Note that this also works for remote
screen sessions with SSH agent forwarding, not just local sessions.
6. SSH Agent through
sudo doesn’t pass through environment variables. Generally, this is a very good security measure, so you shouldn’t just go and disable this functionality. It protects against attacks using
LD_PRELOAD for example. That being said, wouldn’t it be great if our SSH agent worked from within
The good news is that it’s very easy to enable passing through of the
SSH_AUTH_SOCK variable only, and we can do it per-user or per-command as well rather than allowing just everyone to do this. My example (below) allows a single user,
bootc (me!) to pass-through the environment variable for all commands I run.
Simply create a file in
/etc/sudoers.d (I called mine
/etc/sudoers.d/bootc-ssh_auth_sock) that reads:
Defaults:bootc env_keep += "SSH_AUTH_SOCK"
You then need to make sure it has the correct permissions:
jiji bootc # chown root: /etc/sudoers.d/bootc-ssh_auth_sock jiji bootc # chmod ug=r,o= /etc/sudoers.d/bootc-ssh_auth_sock jiji bootc # ll /etc/sudoers.d/bootc-ssh_auth_sock -r--r----- 1 root root 43 Jun 9 12:06 /etc/sudoers.d/bootc-ssh_auth_sock

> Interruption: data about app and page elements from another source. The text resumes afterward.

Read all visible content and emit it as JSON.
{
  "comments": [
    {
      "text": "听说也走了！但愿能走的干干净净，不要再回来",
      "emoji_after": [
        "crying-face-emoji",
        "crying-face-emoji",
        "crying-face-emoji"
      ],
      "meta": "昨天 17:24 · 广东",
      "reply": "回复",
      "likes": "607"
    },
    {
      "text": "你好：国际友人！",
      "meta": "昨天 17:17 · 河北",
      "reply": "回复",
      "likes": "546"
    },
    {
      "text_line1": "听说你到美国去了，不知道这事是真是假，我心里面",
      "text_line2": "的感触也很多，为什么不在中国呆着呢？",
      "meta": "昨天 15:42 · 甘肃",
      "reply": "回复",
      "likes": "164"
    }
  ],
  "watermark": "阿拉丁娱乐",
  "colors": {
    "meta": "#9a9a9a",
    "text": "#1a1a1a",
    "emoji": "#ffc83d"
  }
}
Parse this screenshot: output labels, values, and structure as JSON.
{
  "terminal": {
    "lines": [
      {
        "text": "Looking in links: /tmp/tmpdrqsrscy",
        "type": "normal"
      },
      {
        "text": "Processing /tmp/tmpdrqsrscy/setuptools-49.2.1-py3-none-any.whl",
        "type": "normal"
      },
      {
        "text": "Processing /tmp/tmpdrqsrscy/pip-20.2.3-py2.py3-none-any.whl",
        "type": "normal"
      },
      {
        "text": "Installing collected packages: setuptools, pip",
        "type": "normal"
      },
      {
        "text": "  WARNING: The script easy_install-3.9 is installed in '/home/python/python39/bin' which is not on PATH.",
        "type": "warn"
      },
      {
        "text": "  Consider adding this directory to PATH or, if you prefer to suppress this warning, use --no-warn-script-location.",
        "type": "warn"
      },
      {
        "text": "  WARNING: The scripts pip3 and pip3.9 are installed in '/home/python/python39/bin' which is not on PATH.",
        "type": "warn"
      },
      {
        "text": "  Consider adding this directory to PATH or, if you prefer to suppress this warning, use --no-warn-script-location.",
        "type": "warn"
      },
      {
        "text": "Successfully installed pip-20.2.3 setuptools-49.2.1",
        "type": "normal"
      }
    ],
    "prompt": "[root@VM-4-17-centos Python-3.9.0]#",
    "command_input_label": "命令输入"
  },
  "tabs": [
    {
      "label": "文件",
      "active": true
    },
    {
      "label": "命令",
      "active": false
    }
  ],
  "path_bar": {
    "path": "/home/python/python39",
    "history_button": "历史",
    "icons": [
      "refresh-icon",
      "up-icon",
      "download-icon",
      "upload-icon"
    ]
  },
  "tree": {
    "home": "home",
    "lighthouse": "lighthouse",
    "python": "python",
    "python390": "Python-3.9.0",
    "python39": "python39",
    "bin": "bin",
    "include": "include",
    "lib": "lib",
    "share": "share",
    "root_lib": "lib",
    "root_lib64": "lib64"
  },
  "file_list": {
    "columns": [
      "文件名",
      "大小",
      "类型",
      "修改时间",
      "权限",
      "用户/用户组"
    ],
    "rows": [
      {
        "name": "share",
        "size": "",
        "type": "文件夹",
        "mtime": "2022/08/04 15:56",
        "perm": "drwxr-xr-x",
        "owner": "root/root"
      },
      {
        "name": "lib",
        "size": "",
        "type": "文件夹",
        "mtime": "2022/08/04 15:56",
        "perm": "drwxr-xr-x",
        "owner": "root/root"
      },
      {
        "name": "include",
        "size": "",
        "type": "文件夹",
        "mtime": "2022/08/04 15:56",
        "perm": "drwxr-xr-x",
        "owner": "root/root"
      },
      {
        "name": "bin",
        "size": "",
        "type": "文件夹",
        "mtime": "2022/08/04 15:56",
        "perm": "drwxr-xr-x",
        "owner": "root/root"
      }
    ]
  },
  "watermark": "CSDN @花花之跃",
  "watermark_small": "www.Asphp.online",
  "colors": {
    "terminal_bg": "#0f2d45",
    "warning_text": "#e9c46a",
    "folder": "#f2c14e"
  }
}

You can then see that everything works as expected:
bootc@jiji ~ $ echo $SSH_AUTH_SOCK /tmp/ssh-bootc/agent bootc@jiji ~ $ sudo -s jiji bootc # echo $SSH_AUTH_SOCK /tmp/ssh-bootc/agent jiji bootc # ssh-add -l 4096 4b:92:1e:c9:3f:b2:72:74:13:78:94:43:48:d6:66:2b cardno:000500001BDE (RSA)